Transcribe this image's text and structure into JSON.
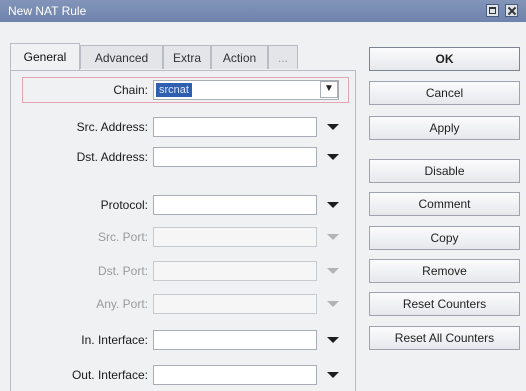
{
  "window": {
    "title": "New NAT Rule",
    "restore_icon": "restore-icon",
    "close_icon": "close-icon"
  },
  "tabs": [
    {
      "label": "General",
      "active": true
    },
    {
      "label": "Advanced",
      "active": false
    },
    {
      "label": "Extra",
      "active": false
    },
    {
      "label": "Action",
      "active": false
    },
    {
      "label": "...",
      "active": false
    }
  ],
  "form": {
    "chain": {
      "label": "Chain:",
      "value": "srcnat"
    },
    "src_address": {
      "label": "Src. Address:",
      "value": ""
    },
    "dst_address": {
      "label": "Dst. Address:",
      "value": ""
    },
    "protocol": {
      "label": "Protocol:",
      "value": ""
    },
    "src_port": {
      "label": "Src. Port:",
      "value": ""
    },
    "dst_port": {
      "label": "Dst. Port:",
      "value": ""
    },
    "any_port": {
      "label": "Any. Port:",
      "value": ""
    },
    "in_interface": {
      "label": "In. Interface:",
      "value": ""
    },
    "out_interface": {
      "label": "Out. Interface:",
      "value": ""
    }
  },
  "buttons": {
    "ok": "OK",
    "cancel": "Cancel",
    "apply": "Apply",
    "disable": "Disable",
    "comment": "Comment",
    "copy": "Copy",
    "remove": "Remove",
    "reset_counters": "Reset Counters",
    "reset_all_counters": "Reset All Counters"
  },
  "colors": {
    "titlebar": "#7385ae",
    "selection": "#2f5fb0",
    "highlight_border": "#e3a4b3"
  }
}
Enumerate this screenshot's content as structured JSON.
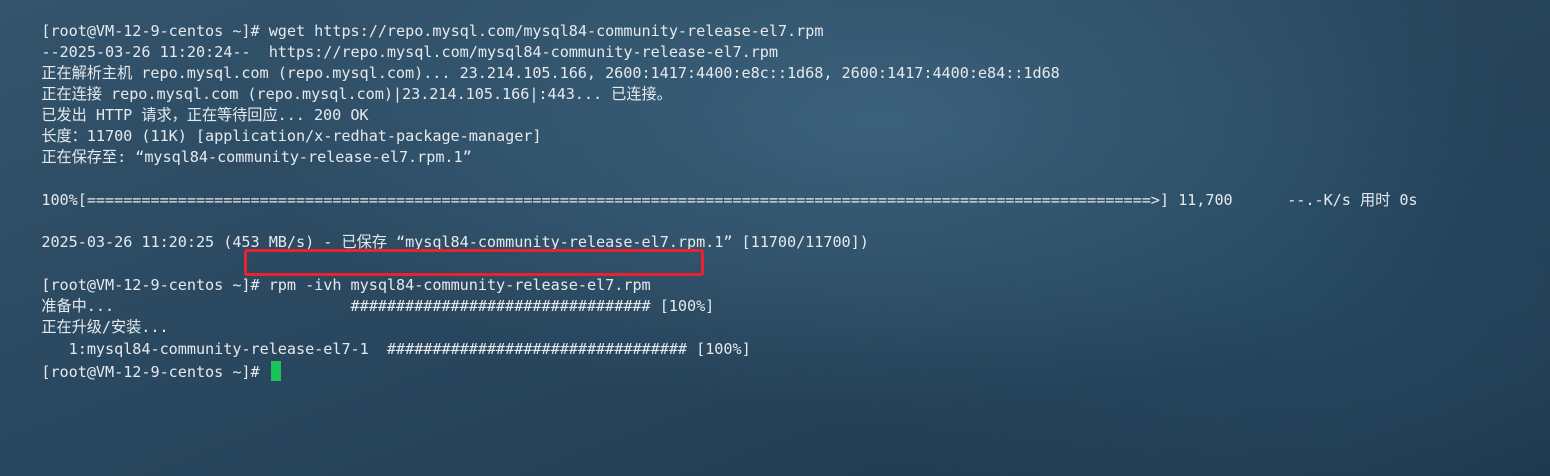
{
  "terminal": {
    "lines": [
      {
        "prompt": "[root@VM-12-9-centos ~]# ",
        "cmd": "wget https://repo.mysql.com/mysql84-community-release-el7.rpm"
      },
      {
        "text": "--2025-03-26 11:20:24--  https://repo.mysql.com/mysql84-community-release-el7.rpm"
      },
      {
        "text": "正在解析主机 repo.mysql.com (repo.mysql.com)... 23.214.105.166, 2600:1417:4400:e8c::1d68, 2600:1417:4400:e84::1d68"
      },
      {
        "text": "正在连接 repo.mysql.com (repo.mysql.com)|23.214.105.166|:443... 已连接。"
      },
      {
        "text": "已发出 HTTP 请求，正在等待回应... 200 OK"
      },
      {
        "text": "长度：11700 (11K) [application/x-redhat-package-manager]"
      },
      {
        "text": "正在保存至: “mysql84-community-release-el7.rpm.1”"
      },
      {
        "text": ""
      },
      {
        "text": "100%[=====================================================================================================================>] 11,700      --.-K/s 用时 0s"
      },
      {
        "text": ""
      },
      {
        "text": "2025-03-26 11:20:25 (453 MB/s) - 已保存 “mysql84-community-release-el7.rpm.1” [11700/11700])"
      },
      {
        "text": ""
      },
      {
        "prompt": "[root@VM-12-9-centos ~]# ",
        "cmd": "rpm -ivh mysql84-community-release-el7.rpm"
      },
      {
        "text": "准备中...                          ################################# [100%]"
      },
      {
        "text": "正在升级/安装..."
      },
      {
        "text": "   1:mysql84-community-release-el7-1  ################################# [100%]"
      },
      {
        "prompt": "[root@VM-12-9-centos ~]# ",
        "cmd": ""
      }
    ]
  },
  "colors": {
    "text": "#e6e9ec",
    "cursor": "#18c35a",
    "highlight": "#e8232d"
  }
}
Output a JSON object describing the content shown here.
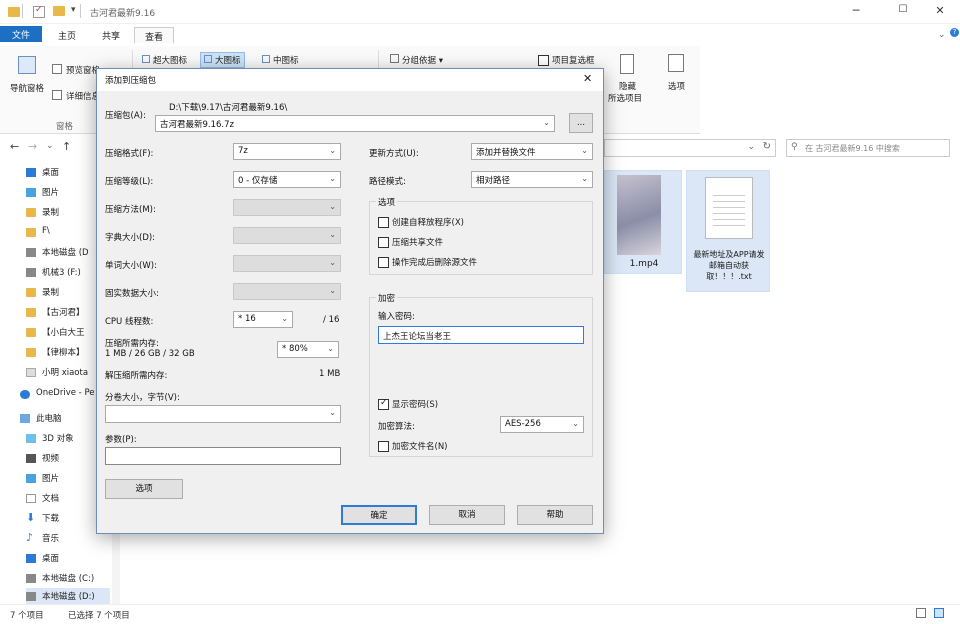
{
  "explorer": {
    "title": "古河君最新9.16",
    "tabs": [
      "文件",
      "主页",
      "共享",
      "查看"
    ],
    "ribbon": {
      "nav_pane": "导航窗格",
      "preview_pane": "预览窗格",
      "details_pane": "详细信息",
      "pane_group": "窗格",
      "view_xl": "超大图标",
      "view_l": "大图标",
      "view_m": "中图标",
      "group_by": "分组依据",
      "item_checkbox": "项目复选框",
      "hide_selected": "隐藏",
      "hide_selected2": "所选项目",
      "options": "选项"
    },
    "search_placeholder": "在 古河君最新9.16 中搜索",
    "sidebar": [
      "桌面",
      "图片",
      "录制",
      "F\\",
      "本地磁盘 (D",
      "机械3 (F:)",
      "录制",
      "【古河君】",
      "【小白大王",
      "【律柳本】",
      "小明 xiaota",
      "OneDrive - Pe",
      "此电脑",
      "3D 对象",
      "视频",
      "图片",
      "文档",
      "下载",
      "音乐",
      "桌面",
      "本地磁盘 (C:)",
      "本地磁盘 (D:)"
    ],
    "files": [
      {
        "name": "1.mp4"
      },
      {
        "name": "最新地址及APP请发邮箱自动获取！！！.txt"
      }
    ],
    "status_count": "7 个项目",
    "status_selected": "已选择 7 个项目"
  },
  "dialog": {
    "title": "添加到压缩包",
    "archive_label": "压缩包(A):",
    "archive_path": "D:\\下载\\9.17\\古河君最新9.16\\",
    "archive_name": "古河君最新9.16.7z",
    "browse": "...",
    "format_label": "压缩格式(F):",
    "format_value": "7z",
    "level_label": "压缩等级(L):",
    "level_value": "0 - 仅存储",
    "method_label": "压缩方法(M):",
    "dict_label": "字典大小(D):",
    "word_label": "单词大小(W):",
    "solid_label": "固实数据大小:",
    "cpu_label": "CPU 线程数:",
    "cpu_value": "* 16",
    "cpu_max": "/ 16",
    "mem_label": "压缩所需内存:",
    "mem_value": "1 MB / 26 GB / 32 GB",
    "mem_pct": "* 80%",
    "decomp_label": "解压缩所需内存:",
    "decomp_value": "1 MB",
    "split_label": "分卷大小，字节(V):",
    "params_label": "参数(P):",
    "options_btn": "选项",
    "update_label": "更新方式(U):",
    "update_value": "添加并替换文件",
    "path_label": "路径模式:",
    "path_value": "相对路径",
    "options_group": "选项",
    "opt_sfx": "创建自释放程序(X)",
    "opt_shared": "压缩共享文件",
    "opt_delete": "操作完成后删除源文件",
    "enc_group": "加密",
    "pwd_label": "输入密码:",
    "pwd_value": "上杰王论坛当老王",
    "show_pwd": "显示密码(S)",
    "enc_method_label": "加密算法:",
    "enc_method_value": "AES-256",
    "enc_names": "加密文件名(N)",
    "ok": "确定",
    "cancel": "取消",
    "help": "帮助"
  },
  "colors": {
    "accent": "#1d6fc3",
    "folder": "#e8b84a",
    "selection": "#dbe7f6"
  }
}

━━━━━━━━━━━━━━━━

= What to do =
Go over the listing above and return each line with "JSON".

= Answer =
Transcribe this image's text and structure into JSON.
Enumerate this screenshot's content as structured JSON.
Output a JSON object describing the content shown here.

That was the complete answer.